      Counter-gate, which is as hatefull to me, as the reeke of
      a Lime-kill.
    • 1768, Alexander Ross (poet), "Helenore; or, the fortunate Shepherdess": a Poem in the Broad Scoth Dialect
      Now, by this time, the sun begins to leam,
      And lit the hill-heads with his morning beam;
      And birds, and beasts, and folk to be a-steer,
      And clouds o’ reek frae lum heads to appear.
    • 1913, Sir Arthur Conan Doyle, The Poison Belt[1]:
      The blue reeks of smoke from the cottages gave the whole widespread landscape an air of settled order and homely comfort.
TranslationsEdit

Etymology 2Edit

From Middle English reken (to smoke), from Old English rēocan, from Proto-Germanic *reukaną (compare Dutch ruiken, Low German rüken, German riechen, Danish ryge, Swedish ryka), from Proto-Indo-European *rougi-. See above.

VerbEdit

reek (third-person singular simple present reeks, present participle reeking, simple past and past participle reeked)

  1. (intransitive) To have or give off a strong, unpleasant smell.
    You reek of perfume.
    Your fridge reeks of egg.
  2. (intransitive, figuratively) To be evidently associated with something unpleasant.
    The boss appointing his nephew as a director reeks of nepotism.
  3. (archaic, intransitive) To be emitted or exhaled, emanate, as of vapour or perfume.
  4. (archaic, intransitive) To emit smoke or vapour; to steam.
TranslationsEdit

Etymology 3Edit

Probably a transferred use (after Irish cruach (stack (of corn), pile, mountain, hill)) of a variant of rick, with which it is cognate.

NounEdit

reek (plural reeks)

  1. (Ireland) A hill; a mountain.

ReferencesEdit

  • A Dictionary of North East Dialect, Bill Griffiths, 2005, Northumbria University Press, →ISBN
  • Northumberland Words, English Dialect Society, R. Oliver Heslop, 1893–4
  • A List of words and phrases in everyday use by the natives of Hetton-le-Hole in the County of Durham, F.M.T.Palgrave, English Dialect Society vol.74, 1896, [2]
  • The New Geordie Dictionary, Frank Graham, 1987, →ISBN
  • Notes:
  1. ^ Vladimir Orel, A Handbook of Germanic Etymology, s.vv. “*raukiz”, “*reukanan”(Leiden: Brill, 2003), 299:303.

AnagramsEdit


ScotsEdit

EtymologyEdit

From Middle English rek, reke (smoke), from Old English rēc, rīec, from Proto-West Germanic *rauki, from Proto-Germanic *raukiz.

NounEdit

reek (plural reeks)

  1. Vapour; steam; smoke; fume
  2. A morning mist rising out of the ground.
  3. The act of smoking a pipe or cigarette, a whiff, puff.

VerbEdit

reek (third-person singular present reeks, present participle reekin, past reekt, past participle reekt)

  1. Of a chimney: to emit smoke, to fail to emit smoke properly, sending it back into the room.
  2. To smoke a pipe etc.

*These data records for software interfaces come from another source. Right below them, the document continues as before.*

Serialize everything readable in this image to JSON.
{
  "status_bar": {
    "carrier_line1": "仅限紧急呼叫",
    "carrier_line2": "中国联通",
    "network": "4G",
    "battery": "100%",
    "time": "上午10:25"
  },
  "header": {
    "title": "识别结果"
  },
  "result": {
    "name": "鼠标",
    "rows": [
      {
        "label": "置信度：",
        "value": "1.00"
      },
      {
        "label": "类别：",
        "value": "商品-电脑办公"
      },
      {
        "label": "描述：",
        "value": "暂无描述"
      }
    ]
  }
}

To emit vapour or steam.
  3. To show anger or fury, to fume, pour out one's spleen.

West FrisianEdit

EtymologyEdit

From Old Frisian rēk, from Proto-West Germanic *rauki, from Proto-Germanic *raukiz.

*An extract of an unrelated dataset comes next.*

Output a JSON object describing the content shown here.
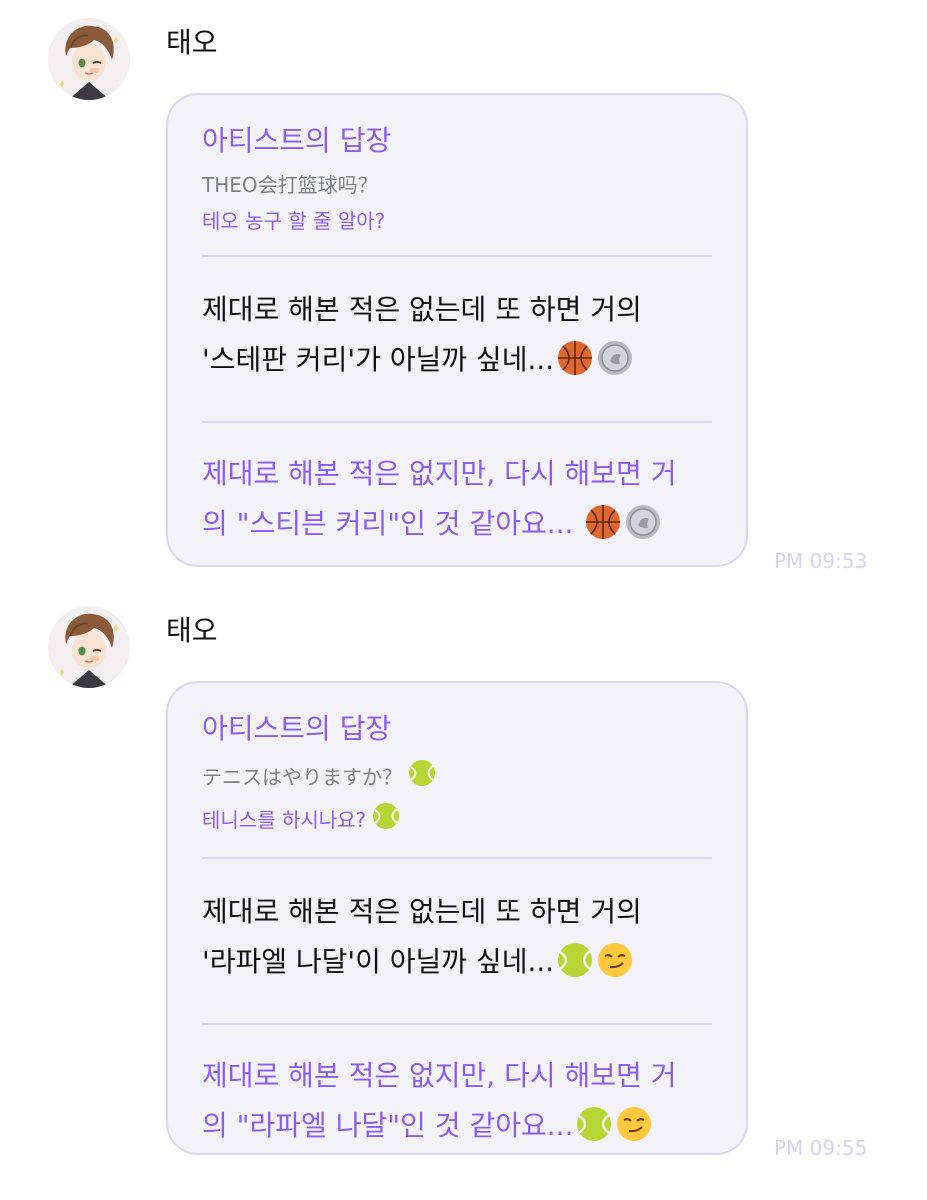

PronunciationEdit

NounEdit

reek c (no plural)

  1. smoke

Alternative formsEdit

Further readingEdit

  • “reek”, in Wurdboek fan de Fryske taal[3] (in Dutch), 2011